Close this search box.

7 Things Not To Do With a PICC Line

Having a PICC line on your upper arm is no fun, but you can still manage tasks you need to accomplish without complications. A PICC line should not hinder you from the normal activities you enjoy. It takes a lot of getting used to, but it is worth it.

It can feel scary to not know what is safe to do with a PICC line, but don’t let that keep you from living your life! We’ve made the Ultimate Guide to PICCs for patients and caregivers to help you feel more confident – watch it below, or keep scrolling to check out our quick list of the main risks to watch out for:

1. Avoid steamy bathroom changes

The steam from a shower can create a wet environment under your dressing and have an effect on the adhesive. Remember to change your dressing, disinfection caps, securement device, or needleless connectors on a clean, flat surface. Also, one great way to protect your PICC line is to use PICC Line Covers. They are soft and comfortable to use, so there is no need to worry about your catheter.

2. Do not touch

Do not touch the inner part of the needleless connector or catheter tip, even when you have gloves, since they will no longer be disinfected when you put on the dressing (or touch your skin). By means of an alcohol pad, hold your PICC with your other hand near, but not affecting the needleless connector. Make use of PICC Line Sleeves to securely cover the line.

3. Keep it dry

Don’t submerge your PICC arm, go swimming, or do other things that could get the PICC line wet. Ask your family or healthcare provider to help you in the process. PICC line sleeves and catheters should always stay dry, no matter what. We recommend using a waterproof shower protector to ensure that your PICC line won’t get wet while you are taking a shower or a bath, and learn what works best for you. If you want to have more insights about this topic, you can check this list of most common questions when showering with a PICC answered.

4. Keep it clear

After receiving IV nutrition, antibiotics, blood products, or chemotherapy, your PICC must always be flushed with a normal saline flush syringe to prevent it from becoming clogged. It must be flushed every 7 days when it is not being used.

5. Don’t re-use the old caps

Loose or disconnected caps can invite air or bacteria to enter the catheter. It may also leak blood or fluid near the loose cap. Always clean the end of the PICC with an antiseptic swab. Remember to replace it with a new sterile cap and disinfect every item before and after use.

Thankfully, many innovative and helpful products are specifically designed to help us manage our lines at home. You can check out our favorite PICC care products here.

Emily Levy, founder of Mighty Well, doing treatment with a PICC line
Emily Levy, co-founder of Mighty Well, showing off her PICC
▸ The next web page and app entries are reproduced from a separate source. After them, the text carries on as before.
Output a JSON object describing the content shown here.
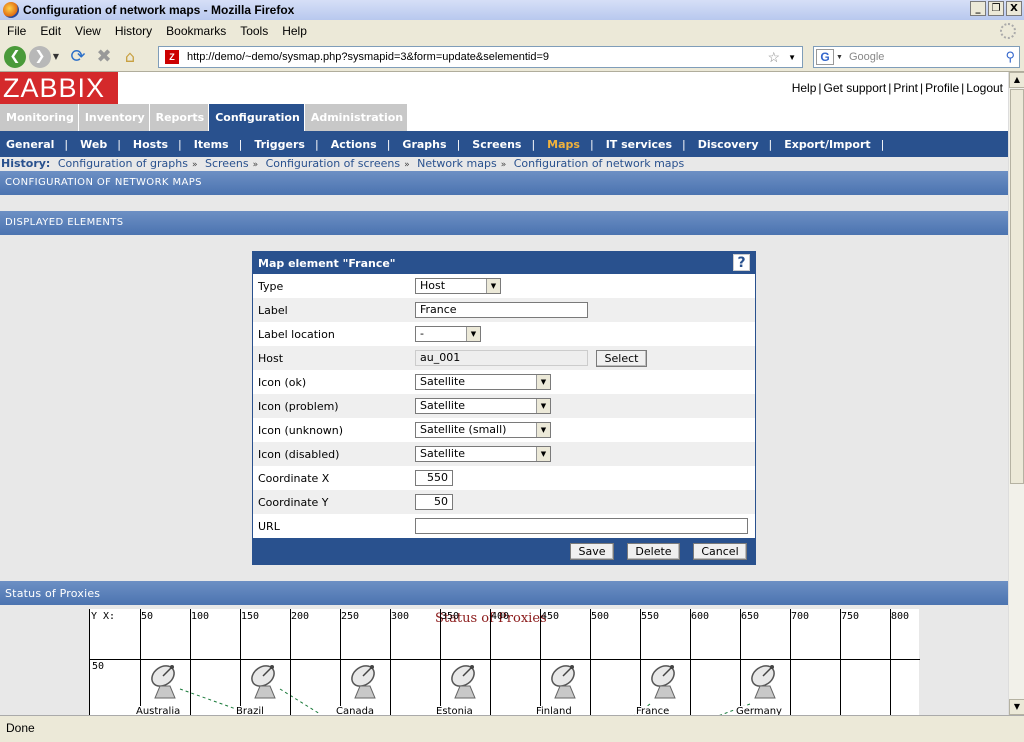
{
  "window": {
    "title": "Configuration of network maps - Mozilla Firefox",
    "buttons": [
      "_",
      "❐",
      "X"
    ]
  },
  "menu": [
    "File",
    "Edit",
    "View",
    "History",
    "Bookmarks",
    "Tools",
    "Help"
  ],
  "toolbar": {
    "url": "http://demo/~demo/sysmap.php?sysmapid=3&form=update&selementid=9",
    "search_placeholder": "Google",
    "favicon": "Z"
  },
  "zabbix": {
    "logo": "ZABBIX",
    "top_links": [
      "Help",
      "Get support",
      "Print",
      "Profile",
      "Logout"
    ],
    "main_tabs": [
      "Monitoring",
      "Inventory",
      "Reports",
      "Configuration",
      "Administration"
    ],
    "active_main_tab": "Configuration",
    "sub_nav": [
      "General",
      "Web",
      "Hosts",
      "Items",
      "Triggers",
      "Actions",
      "Graphs",
      "Screens",
      "Maps",
      "IT services",
      "Discovery",
      "Export/Import"
    ],
    "active_sub": "Maps",
    "history_label": "History:",
    "history": [
      "Configuration of graphs",
      "Screens",
      "Configuration of screens",
      "Network maps",
      "Configuration of network maps"
    ],
    "section_title": "CONFIGURATION OF NETWORK MAPS",
    "displayed_title": "DISPLAYED ELEMENTS",
    "proxies_title": "Status of Proxies"
  },
  "form": {
    "title": "Map element \"France\"",
    "help": "?",
    "rows": {
      "type": {
        "label": "Type",
        "value": "Host"
      },
      "label": {
        "label": "Label",
        "value": "France"
      },
      "label_location": {
        "label": "Label location",
        "value": "-"
      },
      "host": {
        "label": "Host",
        "value": "au_001",
        "button": "Select"
      },
      "icon_ok": {
        "label": "Icon (ok)",
        "value": "Satellite"
      },
      "icon_problem": {
        "label": "Icon (problem)",
        "value": "Satellite"
      },
      "icon_unknown": {
        "label": "Icon (unknown)",
        "value": "Satellite (small)"
      },
      "icon_disabled": {
        "label": "Icon (disabled)",
        "value": "Satellite"
      },
      "coord_x": {
        "label": "Coordinate X",
        "value": "550"
      },
      "coord_y": {
        "label": "Coordinate Y",
        "value": "50"
      },
      "url": {
        "label": "URL",
        "value": ""
      }
    },
    "buttons": {
      "save": "Save",
      "delete": "Delete",
      "cancel": "Cancel"
    }
  },
  "map": {
    "title": "Status of Proxies",
    "axis_label": "Y X:",
    "x_ticks": [
      "50",
      "100",
      "150",
      "200",
      "250",
      "300",
      "350",
      "400",
      "450",
      "500",
      "550",
      "600",
      "650",
      "700",
      "750",
      "800"
    ],
    "y_ticks": [
      "50"
    ],
    "elements": [
      "Australia",
      "Brazil",
      "Canada",
      "Estonia",
      "Finland",
      "France",
      "Germany"
    ]
  },
  "status": "Done"
}
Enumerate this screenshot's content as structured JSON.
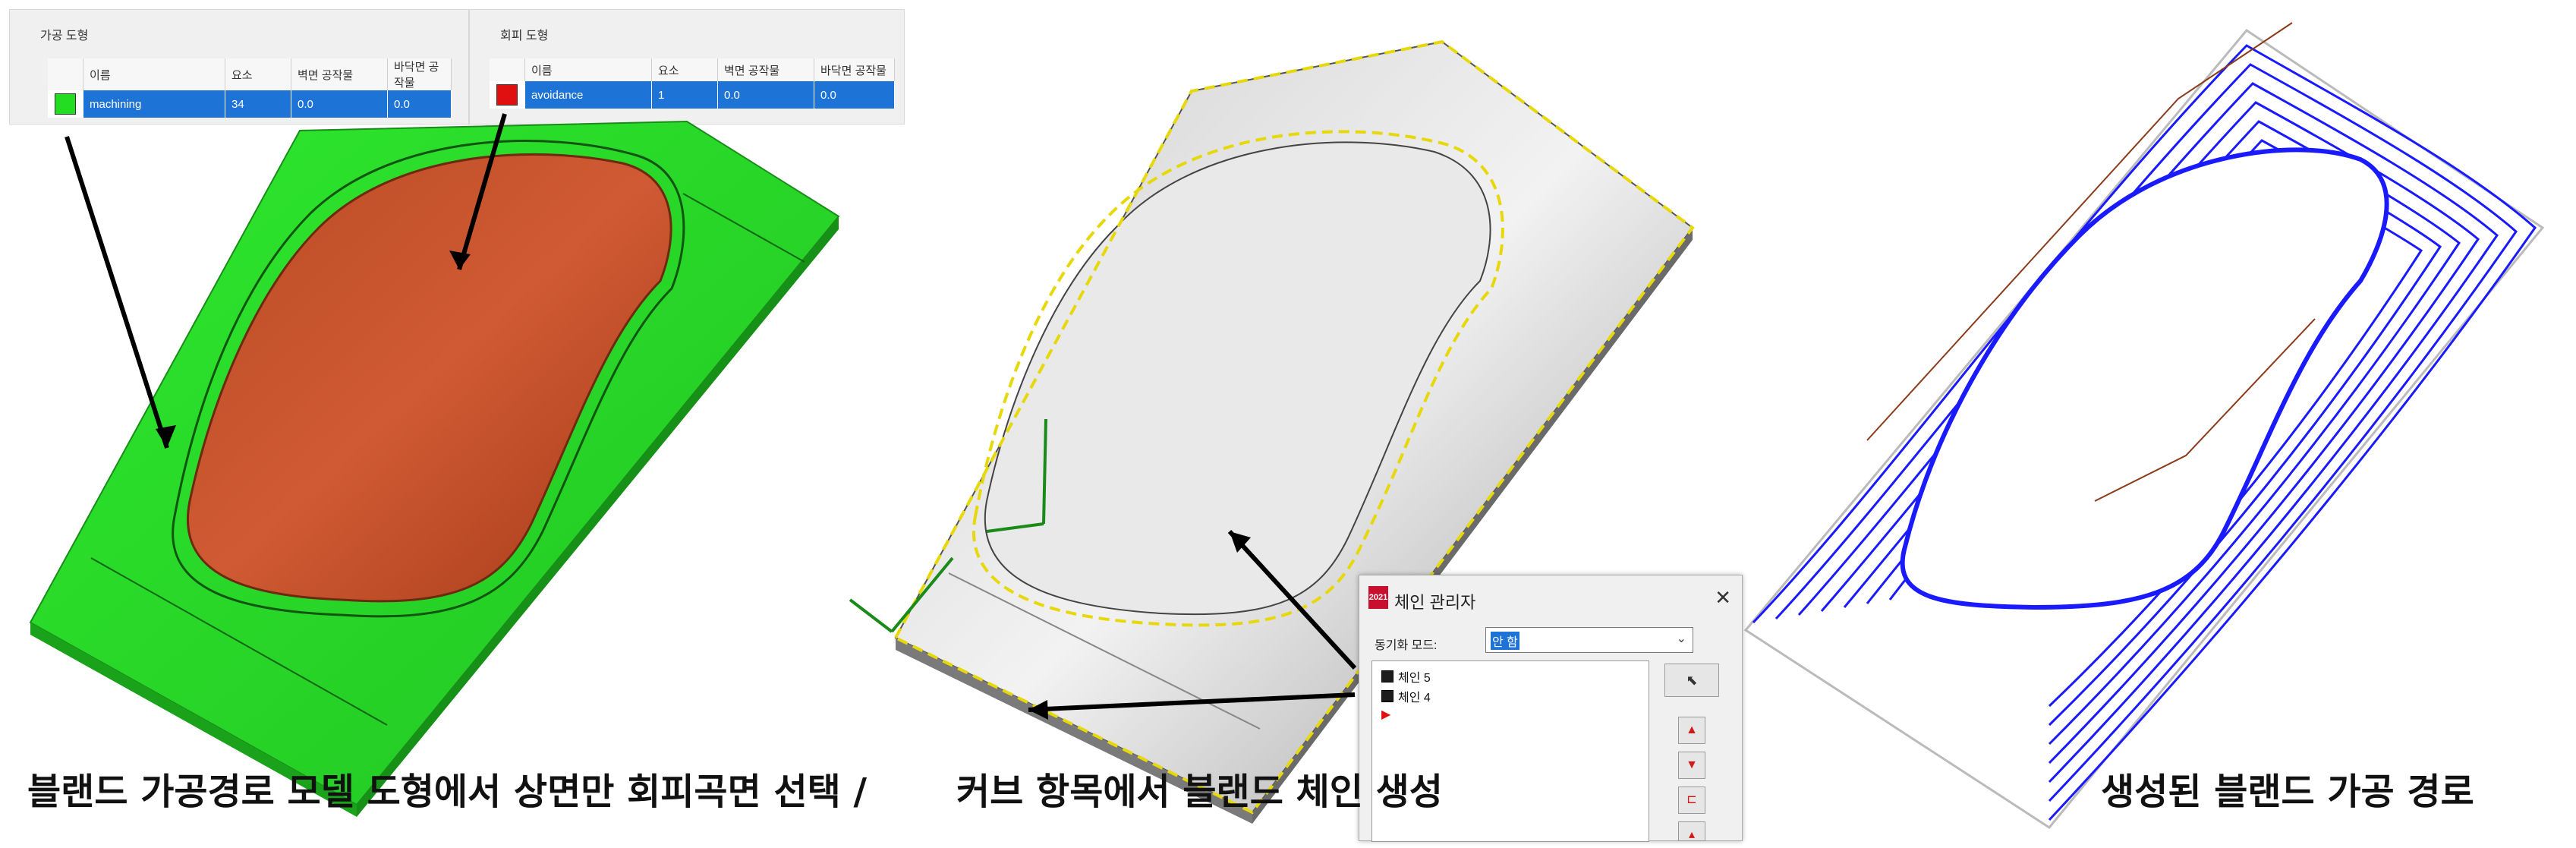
{
  "machining_group": {
    "title": "가공 도형",
    "columns": [
      "",
      "이름",
      "요소",
      "벽면 공작물",
      "바닥면 공작물"
    ],
    "row": {
      "color": "#22dd22",
      "name": "machining",
      "elements": "34",
      "wall_stock": "0.0",
      "floor_stock": "0.0"
    }
  },
  "avoidance_group": {
    "title": "회피 도형",
    "columns": [
      "",
      "이름",
      "요소",
      "벽면 공작물",
      "바닥면 공작물"
    ],
    "row": {
      "color": "#e01010",
      "name": "avoidance",
      "elements": "1",
      "wall_stock": "0.0",
      "floor_stock": "0.0"
    }
  },
  "chain_manager": {
    "title": "체인 관리자",
    "logo_text": "2021",
    "close": "✕",
    "sync_mode_label": "동기화 모드:",
    "sync_mode_value": "안 함",
    "chains": [
      "체인 5",
      "체인 4"
    ],
    "select_icon": "cursor-icon"
  },
  "captions": {
    "left": "블랜드 가공경로 모델 도형에서 상면만 회피곡면 선택 /",
    "middle": "커브 항목에서 블랜드 체인 생성",
    "right": "생성된 블랜드 가공 경로"
  },
  "colors": {
    "machining": "#22dd22",
    "avoidance": "#e01010",
    "toolpath": "#1a1aff",
    "selection": "#1e73d6"
  }
}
6. Keep away from sharp objects

To prevent complications with your PICC line, do not use pointy or sharp objects to avoid damaging or cutting it. When changing the bandages over your midline catheter, do not use scissors. Be extra careful to avoid putting a hole in your catheter. 

7. Avoid arm activity

Stay away from activities involving lots of arm movement.  Heavy lifting over 5 to 10 pounds should be avoided as well. Do not carry heavy backpacks or bags. There is a great risk your line could be dislocated if there is intense upper arm movement.

Always bear in mind to take care of your PICC line with the proper guidelines for changing and flushing. Also, protect your catheter with a PICC Line Cover or sleeve. You can be comfortable wearing them, and if cared for properly, your PICC should not get in the way of your normal activities, such as mild exercise, showering, school, or work.

If you liked this content, share it with your friends via email or social.

Got more questions about PICCs or Ports?  Leave a comment below or check out our Educational Hub for more information. For more information on caring for your PICC, watch the video below:

Shop the PICCPerfect® PICC Line Cover

Living with illness and disability can be isolating. Thankfully, it doesn't have to be. Sign up below to be in the know on our latest product and content releases, exclusive offers, and community events.

5 Responses

  1. I am at Spencer Bishop in Kansas City and I cannot get them to clean my PICC line the nurses continue to do it differently some won’t even use alcohol at all they think they’re all experts I believe all they’re doing is killing me I was supposed to be out of here in six weeks time infected so bad that it’s been 11 weeks and I’m still in here and I can’t get a straight answer

  2. My mother got an infection from a dirty PICC Line. She had leukemia, and the hospital sent her home with the PICC, and no instructions on how to keep it clean and sterile. My eldest sister were living with her at the time in order to care of her, but they didn’t understand how to avoid contaminating the line. They bathed her and tried to disinfect the area. She got an infection and died. My mother was getting better until this incident happened. She was so sick and miserable when she died in hospice. I was there and held her hand when she passed. Prior to this, she was getting better, up walking around with minimal help. Her sister lived with leukemia for 5 years, and we had every reason to believe my mother would done the same, but she only lived about a year after her diagnosis. Had she not got the infection, her life could have been extended.

    1. I am so sorry to hear about your mother ❤ It’s so important that patients and their caregivers get this crucial information. We are working on outreach to doctors to make sure they have the education materials needed to keep patients safe. Thank you for sharing your story!